“Using the pay plan, we then provided pay grade recommendations,” Ortego said. “Some classifications’ pay grades increased, some remained relatively the same, but all of them pretty much changed.”
No salaries will be reduced, he said. If any salaries were above suggested maximums, these would be “redlined” and not given annual percentage raises, but this situation did not actually exist, Ortego said.
Phase 1 funded
With Tuesday’s vote, City Council adopted the complete pay plan and its recommendations in principle, but funded only the Phase 1 of the raises under the current, fiscal year 2016 budget.
In Phase 1, effective with checks issued April 29, the 171 or so city employees whose current pay is below the minimum recommended levels will get raises to the minimum levels. This phase alone is projected to cost $280,911 annually.
One example of the new rates is a recommended minimum salary for a police officer of $32,308, with a 43-hour work week. The city’s website shows a job posting for certified officers starting at $13.97 an hour, which indicates a previous annual rate of $31,237 at 43 hours a week.
Proposed Phases 2 and 3 would adjust salaries and wages of 272 employees to nearer the recommended midpoint levels, but subject to a formula for keeping the pay rates spread out rather than bringing them all to the exact midpoint.
Phase 2, the first half of the raise toward midpoint wages, is proposed to take effect in January 2017, and carries an approximate annual cost of $142,454.
Phase 3, the second half of the raise toward midpoint, is proposed to take effect in July 2017, and also carries an annual cost of $142,454.

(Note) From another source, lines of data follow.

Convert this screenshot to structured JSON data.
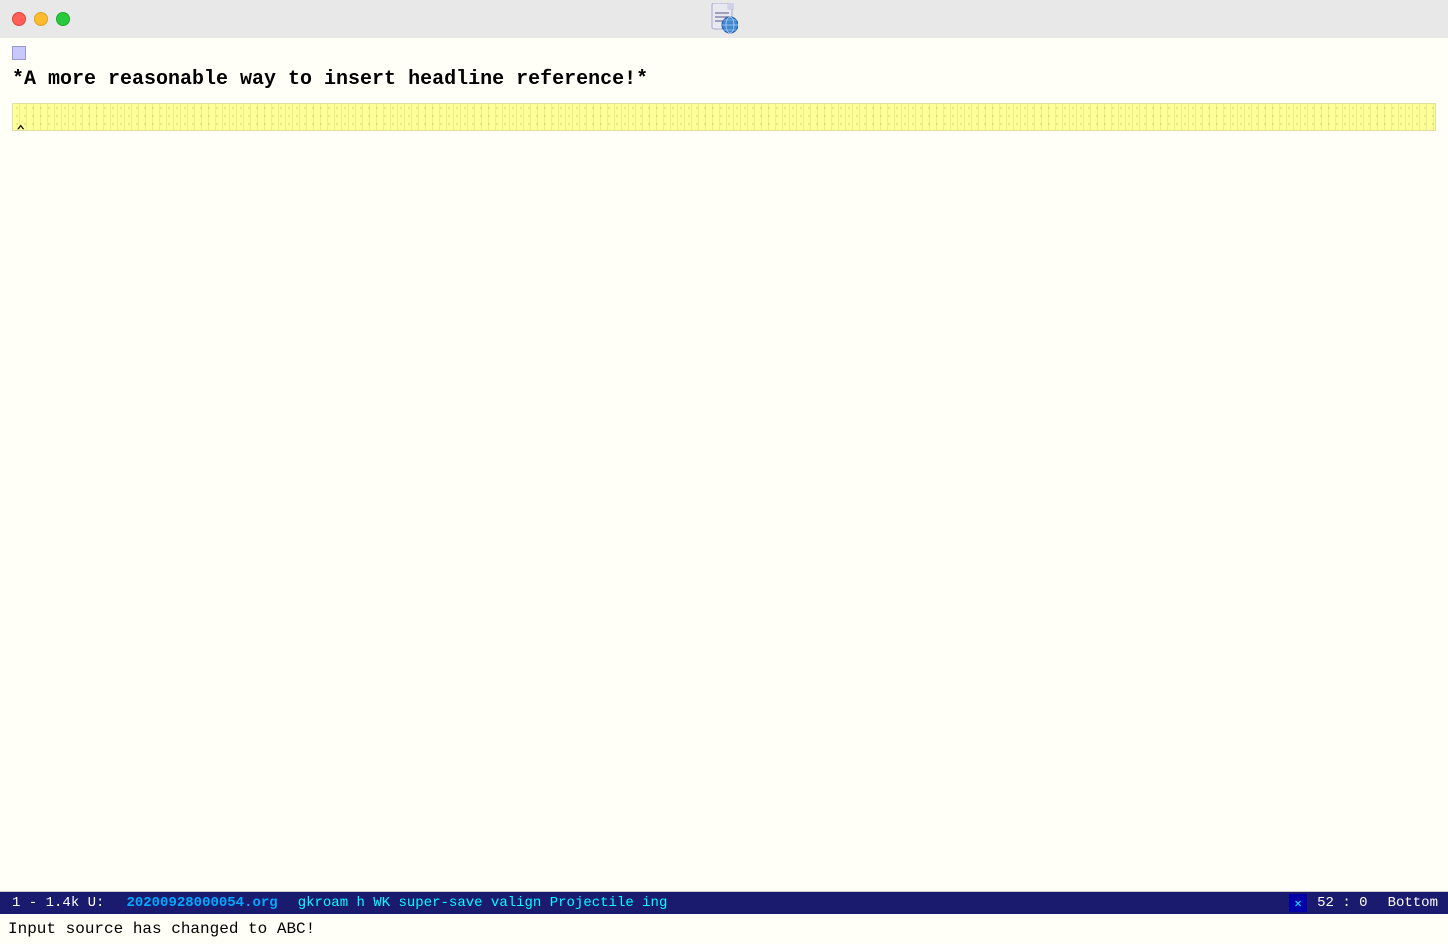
{
  "titlebar": {
    "traffic_lights": {
      "red_label": "close",
      "yellow_label": "minimize",
      "green_label": "maximize"
    }
  },
  "editor": {
    "selection_indicator_visible": true,
    "headline": "*A more reasonable way to insert headline reference!*",
    "cursor_line_content": ""
  },
  "statusbar": {
    "left_number": "1",
    "file_size": "1.4k",
    "mode_prefix": "U:",
    "filename": "20200928000054.org",
    "modes": "gkroam h WK super-save valign Projectile ing",
    "position": "52 : 0",
    "location": "Bottom"
  },
  "minibuffer": {
    "message": "Input source has changed to ABC!"
  }
}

This way, the total projected cost of $565,899 in pay increases would be phased in over fiscal years 2016, 2017 and 2018. Fiscal 2016 ends June 30, and fiscal 2017 begins July 1, 2016. None of the estimates include benefit costs.
Councilman Phil Boyum questioned whether the council had been given enough time to consider all of the recommendations in the final report, which members received three days before the meeting. But after assurances that funding was being committed only to Phase 1, and with other council members saying they were ready to approve, Boyum made the motion to do so.

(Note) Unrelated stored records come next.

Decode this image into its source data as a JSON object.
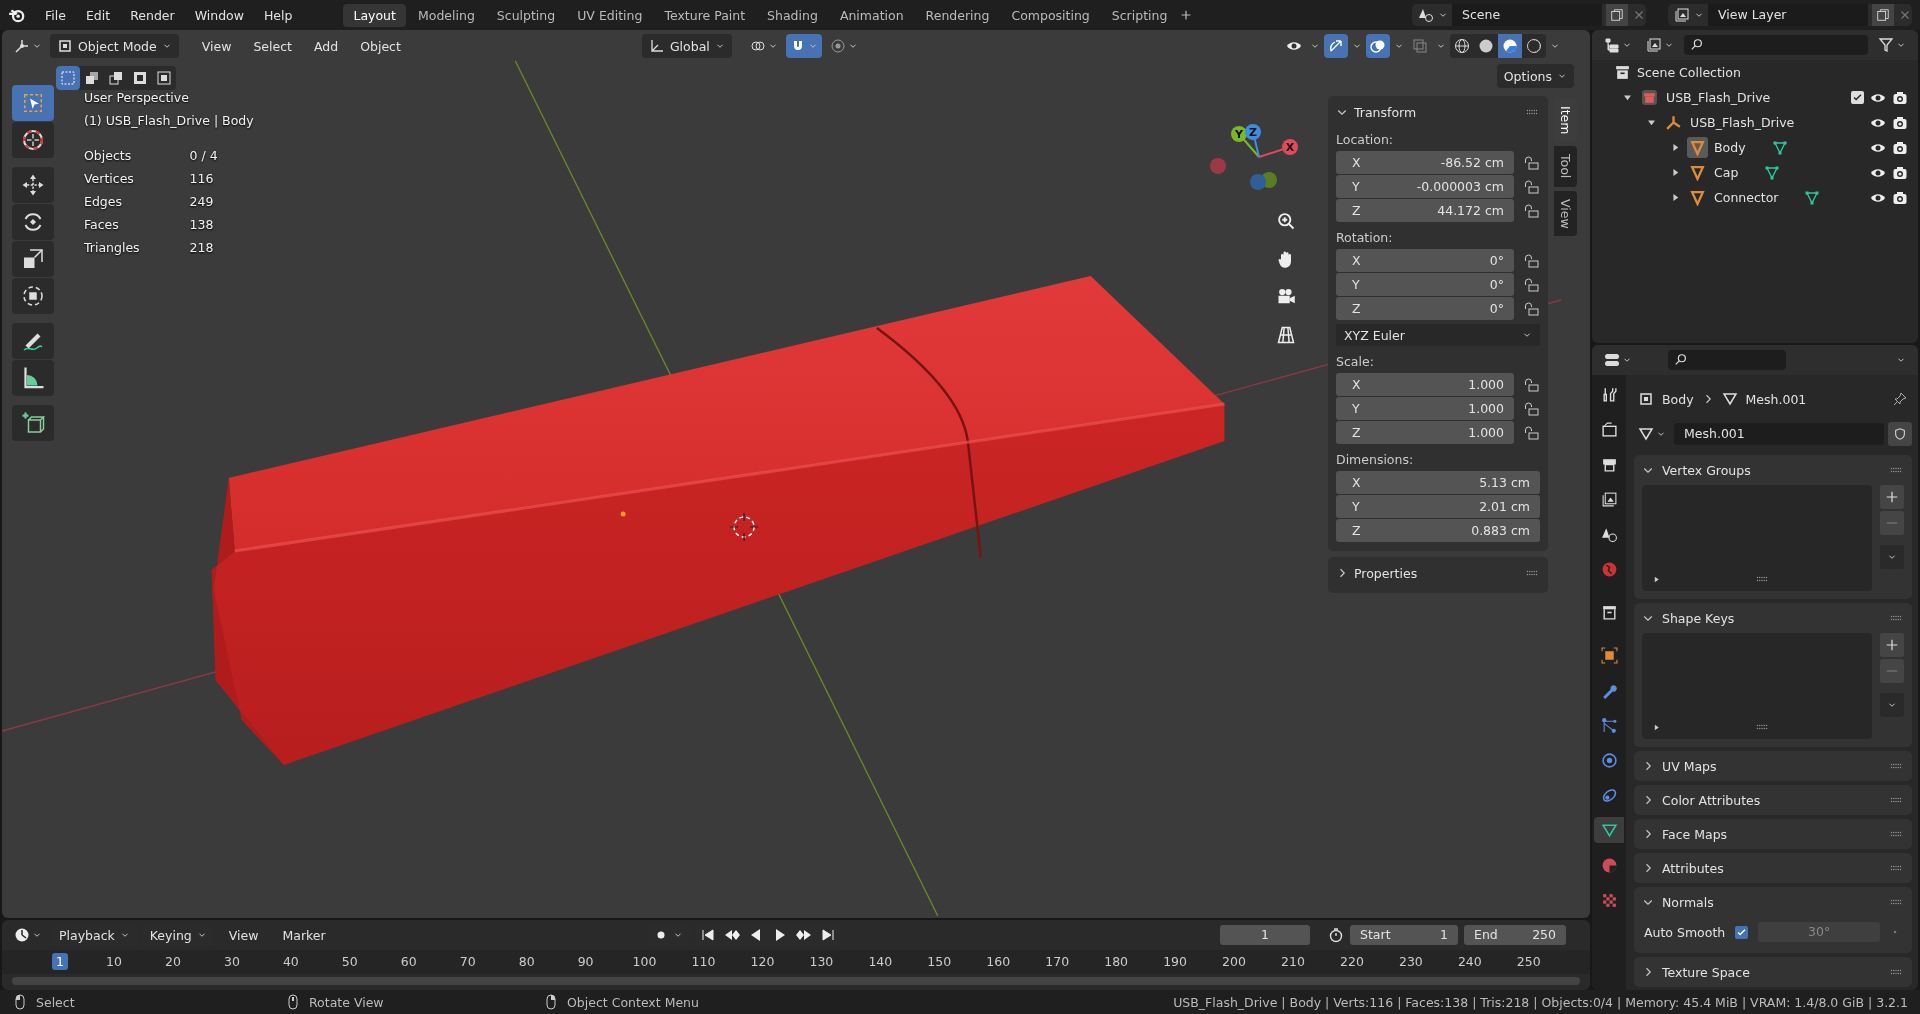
{
  "menu": [
    "File",
    "Edit",
    "Render",
    "Window",
    "Help"
  ],
  "workspaces": [
    {
      "label": "Layout",
      "selected": true
    },
    {
      "label": "Modeling",
      "selected": false
    },
    {
      "label": "Sculpting",
      "selected": false
    },
    {
      "label": "UV Editing",
      "selected": false
    },
    {
      "label": "Texture Paint",
      "selected": false
    },
    {
      "label": "Shading",
      "selected": false
    },
    {
      "label": "Animation",
      "selected": false
    },
    {
      "label": "Rendering",
      "selected": false
    },
    {
      "label": "Compositing",
      "selected": false
    },
    {
      "label": "Scripting",
      "selected": false
    }
  ],
  "scene": "Scene",
  "view_layer": "View Layer",
  "viewport": {
    "mode": "Object Mode",
    "menus": [
      "View",
      "Select",
      "Add",
      "Object"
    ],
    "orientation": "Global",
    "options": "Options",
    "select_modes": [
      {
        "selected": true
      },
      {
        "selected": false
      },
      {
        "selected": false
      },
      {
        "selected": false
      },
      {
        "selected": false
      }
    ],
    "center_toggles": [
      {
        "kind": "pivot",
        "on": false
      },
      {
        "kind": "snap",
        "on": true
      },
      {
        "kind": "proportional",
        "on": false
      }
    ],
    "right_toggles": [
      {
        "kind": "visibility",
        "on": false
      },
      {
        "kind": "gizmo",
        "on": true
      },
      {
        "kind": "overlays",
        "on": true
      },
      {
        "kind": "xray",
        "on": false
      }
    ],
    "shading": [
      {
        "kind": "wireframe",
        "selected": false
      },
      {
        "kind": "solid",
        "selected": false
      },
      {
        "kind": "material",
        "selected": true
      },
      {
        "kind": "rendered",
        "selected": false
      }
    ],
    "info": {
      "view": "User Perspective",
      "object": "(1) USB_Flash_Drive | Body",
      "stats": [
        {
          "label": "Objects",
          "value": "0 / 4"
        },
        {
          "label": "Vertices",
          "value": "116"
        },
        {
          "label": "Edges",
          "value": "249"
        },
        {
          "label": "Faces",
          "value": "138"
        },
        {
          "label": "Triangles",
          "value": "218"
        }
      ]
    },
    "tools": [
      {
        "kind": "select",
        "selected": true
      },
      {
        "kind": "cursor",
        "selected": false
      },
      {
        "kind": "move",
        "selected": false
      },
      {
        "kind": "rotate",
        "selected": false
      },
      {
        "kind": "scale",
        "selected": false
      },
      {
        "kind": "transform",
        "selected": false
      },
      {
        "kind": "annotate",
        "selected": false
      },
      {
        "kind": "measure",
        "selected": false
      },
      {
        "kind": "add-cube",
        "selected": false
      }
    ],
    "gizmo": [
      {
        "label": "X",
        "color": "#e04a5c"
      },
      {
        "label": "Y",
        "color": "#7bb728"
      },
      {
        "label": "Z",
        "color": "#3c8ee0"
      }
    ],
    "sidebar": {
      "tabs": [
        {
          "label": "Item",
          "selected": true
        },
        {
          "label": "Tool",
          "selected": false
        },
        {
          "label": "View",
          "selected": false
        }
      ],
      "transform": {
        "title": "Transform",
        "expanded": true,
        "groups": [
          {
            "label": "Location:",
            "fields": [
              {
                "axis": "X",
                "value": "-86.52 cm",
                "locked": false
              },
              {
                "axis": "Y",
                "value": "-0.000003 cm",
                "locked": false
              },
              {
                "axis": "Z",
                "value": "44.172 cm",
                "locked": false
              }
            ]
          },
          {
            "label": "Rotation:",
            "fields": [
              {
                "axis": "X",
                "value": "0°",
                "locked": false
              },
              {
                "axis": "Y",
                "value": "0°",
                "locked": false
              },
              {
                "axis": "Z",
                "value": "0°",
                "locked": false
              }
            ],
            "mode": "XYZ Euler"
          },
          {
            "label": "Scale:",
            "fields": [
              {
                "axis": "X",
                "value": "1.000",
                "locked": false
              },
              {
                "axis": "Y",
                "value": "1.000",
                "locked": false
              },
              {
                "axis": "Z",
                "value": "1.000",
                "locked": false
              }
            ]
          },
          {
            "label": "Dimensions:",
            "fields": [
              {
                "axis": "X",
                "value": "5.13 cm"
              },
              {
                "axis": "Y",
                "value": "2.01 cm"
              },
              {
                "axis": "Z",
                "value": "0.883 cm"
              }
            ]
          }
        ]
      },
      "properties": {
        "title": "Properties",
        "expanded": false
      }
    }
  },
  "outliner": {
    "root": "Scene Collection",
    "tree": [
      {
        "name": "USB_Flash_Drive",
        "kind": "collection",
        "expanded": true,
        "selected": false,
        "checked": true,
        "children": [
          {
            "name": "USB_Flash_Drive",
            "kind": "empty",
            "expanded": true,
            "selected": false,
            "children": [
              {
                "name": "Body",
                "kind": "mesh",
                "expanded": false,
                "selected": true
              },
              {
                "name": "Cap",
                "kind": "mesh",
                "expanded": false,
                "selected": false
              },
              {
                "name": "Connector",
                "kind": "mesh",
                "expanded": false,
                "selected": false
              }
            ]
          }
        ]
      }
    ]
  },
  "properties": {
    "breadcrumb": [
      "Body",
      "Mesh.001"
    ],
    "datablock": "Mesh.001",
    "tabs": [
      {
        "kind": "tool",
        "selected": false
      },
      {
        "kind": "render",
        "selected": false
      },
      {
        "kind": "output",
        "selected": false
      },
      {
        "kind": "view-layer",
        "selected": false
      },
      {
        "kind": "scene",
        "selected": false
      },
      {
        "kind": "world",
        "selected": false
      },
      {
        "kind": "collection",
        "selected": false
      },
      {
        "kind": "object",
        "selected": false
      },
      {
        "kind": "modifiers",
        "selected": false
      },
      {
        "kind": "particles",
        "selected": false
      },
      {
        "kind": "physics",
        "selected": false
      },
      {
        "kind": "constraints",
        "selected": false
      },
      {
        "kind": "data",
        "selected": true
      },
      {
        "kind": "material",
        "selected": false
      },
      {
        "kind": "texture",
        "selected": false
      }
    ],
    "panels": [
      {
        "title": "Vertex Groups",
        "kind": "list",
        "expanded": true
      },
      {
        "title": "Shape Keys",
        "kind": "list",
        "expanded": true
      },
      {
        "title": "UV Maps",
        "expanded": false
      },
      {
        "title": "Color Attributes",
        "expanded": false
      },
      {
        "title": "Face Maps",
        "expanded": false
      },
      {
        "title": "Attributes",
        "expanded": false
      },
      {
        "title": "Normals",
        "kind": "normals",
        "expanded": true,
        "option": "Auto Smooth",
        "checked": true,
        "angle": "30°"
      },
      {
        "title": "Texture Space",
        "expanded": false
      }
    ]
  },
  "timeline": {
    "menus": [
      "Playback",
      "Keying",
      "View",
      "Marker"
    ],
    "current": "1",
    "start_label": "Start",
    "start": "1",
    "end_label": "End",
    "end": "250",
    "ticks": [
      {
        "label": "1",
        "selected": true
      },
      {
        "label": "10",
        "selected": false
      },
      {
        "label": "20",
        "selected": false
      },
      {
        "label": "30",
        "selected": false
      },
      {
        "label": "40",
        "selected": false
      },
      {
        "label": "50",
        "selected": false
      },
      {
        "label": "60",
        "selected": false
      },
      {
        "label": "70",
        "selected": false
      },
      {
        "label": "80",
        "selected": false
      },
      {
        "label": "90",
        "selected": false
      },
      {
        "label": "100",
        "selected": false
      },
      {
        "label": "110",
        "selected": false
      },
      {
        "label": "120",
        "selected": false
      },
      {
        "label": "130",
        "selected": false
      },
      {
        "label": "140",
        "selected": false
      },
      {
        "label": "150",
        "selected": false
      },
      {
        "label": "160",
        "selected": false
      },
      {
        "label": "170",
        "selected": false
      },
      {
        "label": "180",
        "selected": false
      },
      {
        "label": "190",
        "selected": false
      },
      {
        "label": "200",
        "selected": false
      },
      {
        "label": "210",
        "selected": false
      },
      {
        "label": "220",
        "selected": false
      },
      {
        "label": "230",
        "selected": false
      },
      {
        "label": "240",
        "selected": false
      },
      {
        "label": "250",
        "selected": false
      }
    ]
  },
  "status": {
    "hints": [
      {
        "kind": "left",
        "label": "Select"
      },
      {
        "kind": "middle",
        "label": "Rotate View"
      },
      {
        "kind": "right",
        "label": "Object Context Menu"
      }
    ],
    "info": "USB_Flash_Drive | Body | Verts:116 | Faces:138 | Tris:218 | Objects:0/4 | Memory: 45.4 MiB | VRAM: 1.4/8.0 GiB | 3.2.1"
  }
}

The vote was 4-0, with Councilman Travis Chance absent, as he and his wife were expecting the birth of a baby.
‘A huge change’

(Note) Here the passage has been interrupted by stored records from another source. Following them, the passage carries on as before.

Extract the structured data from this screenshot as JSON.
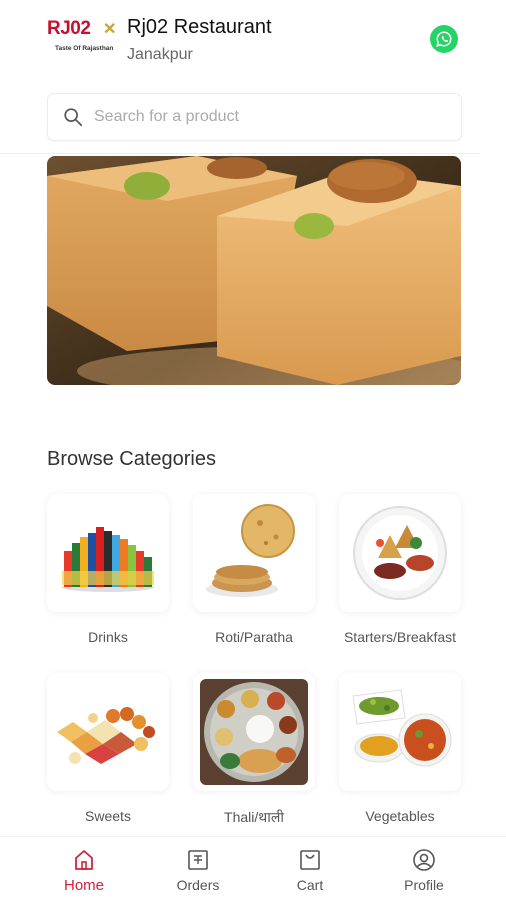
{
  "header": {
    "logo_text": "RJ02",
    "logo_tagline": "Taste Of Rajasthan",
    "restaurant_name": "Rj02 Restaurant",
    "location": "Janakpur"
  },
  "search": {
    "placeholder": "Search for a product"
  },
  "browse": {
    "title": "Browse Categories",
    "categories": [
      {
        "label": "Drinks"
      },
      {
        "label": "Roti/Paratha"
      },
      {
        "label": "Starters/Breakfast"
      },
      {
        "label": "Sweets"
      },
      {
        "label": "Thali/थाली"
      },
      {
        "label": "Vegetables"
      }
    ]
  },
  "nav": {
    "items": [
      {
        "label": "Home",
        "icon": "home-icon",
        "active": true
      },
      {
        "label": "Orders",
        "icon": "orders-icon"
      },
      {
        "label": "Cart",
        "icon": "cart-icon"
      },
      {
        "label": "Profile",
        "icon": "profile-icon"
      }
    ]
  },
  "colors": {
    "brand": "#c8102e",
    "active_nav": "#d6203a",
    "whatsapp": "#25d366"
  }
}
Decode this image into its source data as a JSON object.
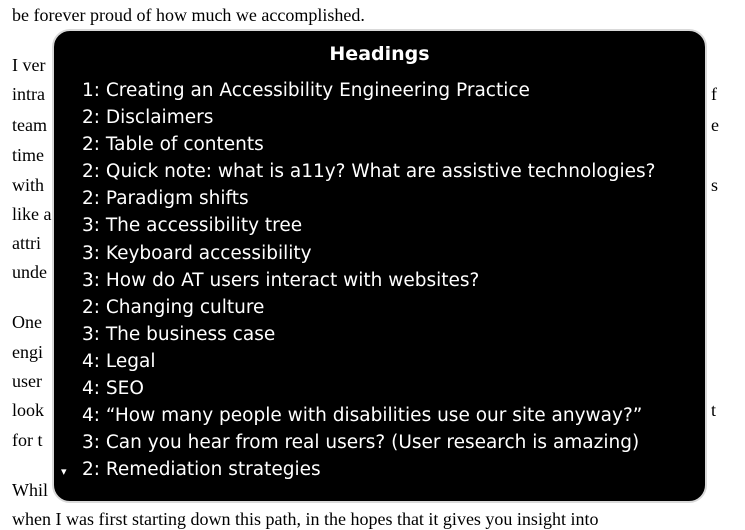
{
  "background_text": {
    "top_line": "be forever proud of how much we accomplished.",
    "left_fragments": [
      "I ver",
      "intra",
      "team",
      "time",
      "with",
      "like a",
      "attri",
      "unde",
      "One",
      "engi",
      "user",
      "look",
      "for t",
      "Whil"
    ],
    "right_fragments": [
      "f",
      "e",
      "s",
      "t"
    ],
    "bottom_line": "when I was first starting down this path, in the hopes that it gives you insight into"
  },
  "rotor": {
    "title": "Headings",
    "scroll_indicator": "▾",
    "items": [
      "1: Creating an Accessibility Engineering Practice",
      "2: Disclaimers",
      "2: Table of contents",
      "2: Quick note: what is a11y? What are assistive technologies?",
      "2: Paradigm shifts",
      "3: The accessibility tree",
      "3: Keyboard accessibility",
      "3: How do AT users interact with websites?",
      "2: Changing culture",
      "3: The business case",
      "4: Legal",
      "4: SEO",
      "4: “How many people with disabilities use our site anyway?”",
      "3: Can you hear from real users? (User research is amazing)",
      "2: Remediation strategies"
    ]
  }
}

In addition to pay rates, the plan changes some job titles. It also provides for a shift away from “premium pay” in which employees received raises for accumulating certifications and professional training, to “performance pay,” with merit raises potentially based on annual reviews, Ortego explained.
Mayor Jan Moore called the pay plan “a huge change,” for a city with a general fund budget smaller than those of most similar-sized cities, and said she hopes employees will appreciate this.
“I’m not going to sit here and tell you that I’m not a little nervous about this in the sense that we’re going to have to feel confident that we can support it and pay for it,” Moore said. “But I think our biggest asset in the city of Statesboro right now is our employees doing a tremendous job with less resources than our neighbors.”
The 1.5 percent raise that city employees gave up last year had an estimated price tag of $180,000. About $150,000 of that will now be distributed to all city employees as a $500 one-time bonus, also with the April 29 checks, Cheshire said. That way, he said, employees whose pay was already above the new minimums will also receive some extra money at this time.
The first phases of the new pay plan can be funded from other savings, including combining of jobs after recent vacancies, he said. The assistant water and sewer director replaced the retired director, the information technology and purchasing director positions have been combined, and some other new hires earn less than the people they replaced, Cheshire noted.
He said he does not plan to propose a tax increase for fiscal year 2016.
Herald reporter Al Hackle may be reached at (912) 489-9458.